The dilemma that faces every whistleblower is surely what to do with their explosive info. So it goes for director Laura Poitras, whose Edward Snowden doc has incredible, as-it-happens access, but absolutely no idea how to present it. She bookends the lengthy second act – spent in Snowden’s Hong Kong hotel room, as he and Guardian journalist Glenn Greenwald discuss and disseminate the intel he’s taken from the NSA – with flat footage of conferences, construction sites and snoozy court sessions. It’s hard not to wonder what, say, Errol Morris or Nick Broomfield might have done with the same access, how dynamic and regime-toppling it could have become. Yet there remains an allure to watching history happen.
Meek and geeky, Snowden (then 29; the title was his pseudonym) isn’t arrogant or charismatic, but watching his journey from idealist to realist is utterly captivating. “I’m not the story here,” he insists to Greenwald and Poitras’ lens pre-leak, adding, “I don’t want to be the person who decides on what should or shouldn’t be made public” – an admirable contrast to Julian Assange’s messiah pose.
The repercussions affect him like water torture. Fire-alarm testing has him disconnecting his VoIP phone, lest it’s turned into a mic. He types passwords beneath his “magic mantle of power” – a blanket – in case the camera captures keystrokes. When his oblivious girlfriend is quizzed and their street occupied by suspicious contractor vans, the penny drops. The post-publication scene where he tries to assume a disguise is touching; he somehow can’t shave or change hairstyle. The whistleblower is utterly exposed.
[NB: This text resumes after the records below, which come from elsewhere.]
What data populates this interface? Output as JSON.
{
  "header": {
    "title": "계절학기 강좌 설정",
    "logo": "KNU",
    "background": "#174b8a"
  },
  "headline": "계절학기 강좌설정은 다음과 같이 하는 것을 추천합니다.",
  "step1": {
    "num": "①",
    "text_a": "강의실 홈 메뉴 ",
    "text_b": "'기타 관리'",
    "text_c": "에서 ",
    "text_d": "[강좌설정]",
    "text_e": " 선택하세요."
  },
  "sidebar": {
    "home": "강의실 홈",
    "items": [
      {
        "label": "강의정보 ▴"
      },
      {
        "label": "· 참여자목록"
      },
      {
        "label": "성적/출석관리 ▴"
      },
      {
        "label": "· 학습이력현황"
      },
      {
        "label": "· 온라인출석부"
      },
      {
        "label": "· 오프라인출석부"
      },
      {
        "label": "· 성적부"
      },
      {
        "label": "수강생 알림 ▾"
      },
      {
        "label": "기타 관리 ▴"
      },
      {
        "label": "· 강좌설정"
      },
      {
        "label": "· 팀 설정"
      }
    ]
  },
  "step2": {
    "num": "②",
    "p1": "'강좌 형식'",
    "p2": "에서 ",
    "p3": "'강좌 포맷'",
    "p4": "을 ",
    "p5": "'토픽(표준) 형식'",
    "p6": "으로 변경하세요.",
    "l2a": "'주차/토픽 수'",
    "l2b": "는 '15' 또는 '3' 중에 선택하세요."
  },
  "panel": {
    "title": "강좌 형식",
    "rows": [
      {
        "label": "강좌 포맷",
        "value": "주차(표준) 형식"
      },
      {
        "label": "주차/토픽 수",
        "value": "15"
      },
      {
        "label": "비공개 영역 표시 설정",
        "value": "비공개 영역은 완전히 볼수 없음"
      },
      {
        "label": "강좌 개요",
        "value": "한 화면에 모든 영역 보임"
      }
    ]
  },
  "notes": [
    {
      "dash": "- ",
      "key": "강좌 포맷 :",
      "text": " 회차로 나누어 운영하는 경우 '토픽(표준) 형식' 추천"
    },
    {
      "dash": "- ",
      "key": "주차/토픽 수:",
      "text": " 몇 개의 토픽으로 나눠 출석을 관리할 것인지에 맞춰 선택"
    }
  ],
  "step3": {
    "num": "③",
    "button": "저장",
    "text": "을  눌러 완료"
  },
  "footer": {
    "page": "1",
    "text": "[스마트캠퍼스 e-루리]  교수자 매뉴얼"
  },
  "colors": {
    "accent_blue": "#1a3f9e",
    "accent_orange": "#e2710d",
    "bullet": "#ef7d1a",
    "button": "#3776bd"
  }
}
Poitras’ stance is simply to present the evidence, without commentary, angle or narrative. She can’t quite squander the story but she adds nothing to it, other than to frequently reference herself in captions and screengrabs – a narcissistic quirk in a production about privacy.